What to produce:
Every entry needs to appear again exactly as written below.

Records for this task:
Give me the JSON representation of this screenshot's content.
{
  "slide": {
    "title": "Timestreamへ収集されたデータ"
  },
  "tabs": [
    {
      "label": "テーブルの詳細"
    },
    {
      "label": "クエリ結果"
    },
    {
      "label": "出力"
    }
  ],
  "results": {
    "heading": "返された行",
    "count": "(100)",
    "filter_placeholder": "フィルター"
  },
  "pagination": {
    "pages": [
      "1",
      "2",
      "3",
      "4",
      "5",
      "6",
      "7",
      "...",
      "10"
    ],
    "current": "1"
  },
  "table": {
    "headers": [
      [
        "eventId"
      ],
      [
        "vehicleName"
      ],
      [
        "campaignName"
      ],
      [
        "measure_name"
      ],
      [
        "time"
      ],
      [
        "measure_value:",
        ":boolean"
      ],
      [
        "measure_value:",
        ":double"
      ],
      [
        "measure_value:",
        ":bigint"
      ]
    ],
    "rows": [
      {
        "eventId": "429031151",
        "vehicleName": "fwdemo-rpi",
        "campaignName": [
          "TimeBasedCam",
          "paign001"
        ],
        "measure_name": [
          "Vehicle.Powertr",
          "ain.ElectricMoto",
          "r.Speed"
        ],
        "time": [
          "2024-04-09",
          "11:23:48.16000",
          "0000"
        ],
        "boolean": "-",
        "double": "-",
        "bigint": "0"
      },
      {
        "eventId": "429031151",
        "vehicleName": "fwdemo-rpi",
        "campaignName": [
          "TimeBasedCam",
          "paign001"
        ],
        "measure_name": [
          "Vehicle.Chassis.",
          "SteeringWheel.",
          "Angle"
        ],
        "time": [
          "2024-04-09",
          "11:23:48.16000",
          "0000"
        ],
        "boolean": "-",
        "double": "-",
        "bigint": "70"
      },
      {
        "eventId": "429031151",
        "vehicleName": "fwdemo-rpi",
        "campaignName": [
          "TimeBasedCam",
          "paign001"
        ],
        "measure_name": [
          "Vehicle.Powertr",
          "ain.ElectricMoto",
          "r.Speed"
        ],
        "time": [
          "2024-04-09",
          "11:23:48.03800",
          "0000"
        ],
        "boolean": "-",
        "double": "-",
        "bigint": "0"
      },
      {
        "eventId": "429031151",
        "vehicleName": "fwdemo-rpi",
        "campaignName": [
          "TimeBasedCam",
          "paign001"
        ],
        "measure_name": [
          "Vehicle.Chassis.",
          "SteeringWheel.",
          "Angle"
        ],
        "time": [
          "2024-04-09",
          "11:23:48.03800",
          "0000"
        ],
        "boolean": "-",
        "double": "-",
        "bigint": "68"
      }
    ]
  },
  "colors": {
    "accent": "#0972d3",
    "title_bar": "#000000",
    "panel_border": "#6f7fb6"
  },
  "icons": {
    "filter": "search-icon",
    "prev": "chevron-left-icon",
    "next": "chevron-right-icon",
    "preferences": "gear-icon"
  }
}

Written response:
Give me the JSON representation of this screenshot's content.
{
  "slide": {
    "title": "Timestreamへ収集されたデータ"
  },
  "tabs": [
    {
      "label": "テーブルの詳細"
    },
    {
      "label": "クエリ結果"
    },
    {
      "label": "出力"
    }
  ],
  "results": {
    "heading": "返された行",
    "count": "(100)",
    "filter_placeholder": "フィルター"
  },
  "pagination": {
    "pages": [
      "1",
      "2",
      "3",
      "4",
      "5",
      "6",
      "7",
      "...",
      "10"
    ],
    "current": "1"
  },
  "table": {
    "headers": [
      [
        "eventId"
      ],
      [
        "vehicleName"
      ],
      [
        "campaignName"
      ],
      [
        "measure_name"
      ],
      [
        "time"
      ],
      [
        "measure_value:",
        ":boolean"
      ],
      [
        "measure_value:",
        ":double"
      ],
      [
        "measure_value:",
        ":bigint"
      ]
    ],
    "rows": [
      {
        "eventId": "429031151",
        "vehicleName": "fwdemo-rpi",
        "campaignName": [
          "TimeBasedCam",
          "paign001"
        ],
        "measure_name": [
          "Vehicle.Powertr",
          "ain.ElectricMoto",
          "r.Speed"
        ],
        "time": [
          "2024-04-09",
          "11:23:48.16000",
          "0000"
        ],
        "boolean": "-",
        "double": "-",
        "bigint": "0"
      },
      {
        "eventId": "429031151",
        "vehicleName": "fwdemo-rpi",
        "campaignName": [
          "TimeBasedCam",
          "paign001"
        ],
        "measure_name": [
          "Vehicle.Chassis.",
          "SteeringWheel.",
          "Angle"
        ],
        "time": [
          "2024-04-09",
          "11:23:48.16000",
          "0000"
        ],
        "boolean": "-",
        "double": "-",
        "bigint": "70"
      },
      {
        "eventId": "429031151",
        "vehicleName": "fwdemo-rpi",
        "campaignName": [
          "TimeBasedCam",
          "paign001"
        ],
        "measure_name": [
          "Vehicle.Powertr",
          "ain.ElectricMoto",
          "r.Speed"
        ],
        "time": [
          "2024-04-09",
          "11:23:48.03800",
          "0000"
        ],
        "boolean": "-",
        "double": "-",
        "bigint": "0"
      },
      {
        "eventId": "429031151",
        "vehicleName": "fwdemo-rpi",
        "campaignName": [
          "TimeBasedCam",
          "paign001"
        ],
        "measure_name": [
          "Vehicle.Chassis.",
          "SteeringWheel.",
          "Angle"
        ],
        "time": [
          "2024-04-09",
          "11:23:48.03800",
          "0000"
        ],
        "boolean": "-",
        "double": "-",
        "bigint": "68"
      }
    ]
  },
  "colors": {
    "accent": "#0972d3",
    "title_bar": "#000000",
    "panel_border": "#6f7fb6"
  },
  "icons": {
    "filter": "search-icon",
    "prev": "chevron-left-icon",
    "next": "chevron-right-icon",
    "preferences": "gear-icon"
  }
}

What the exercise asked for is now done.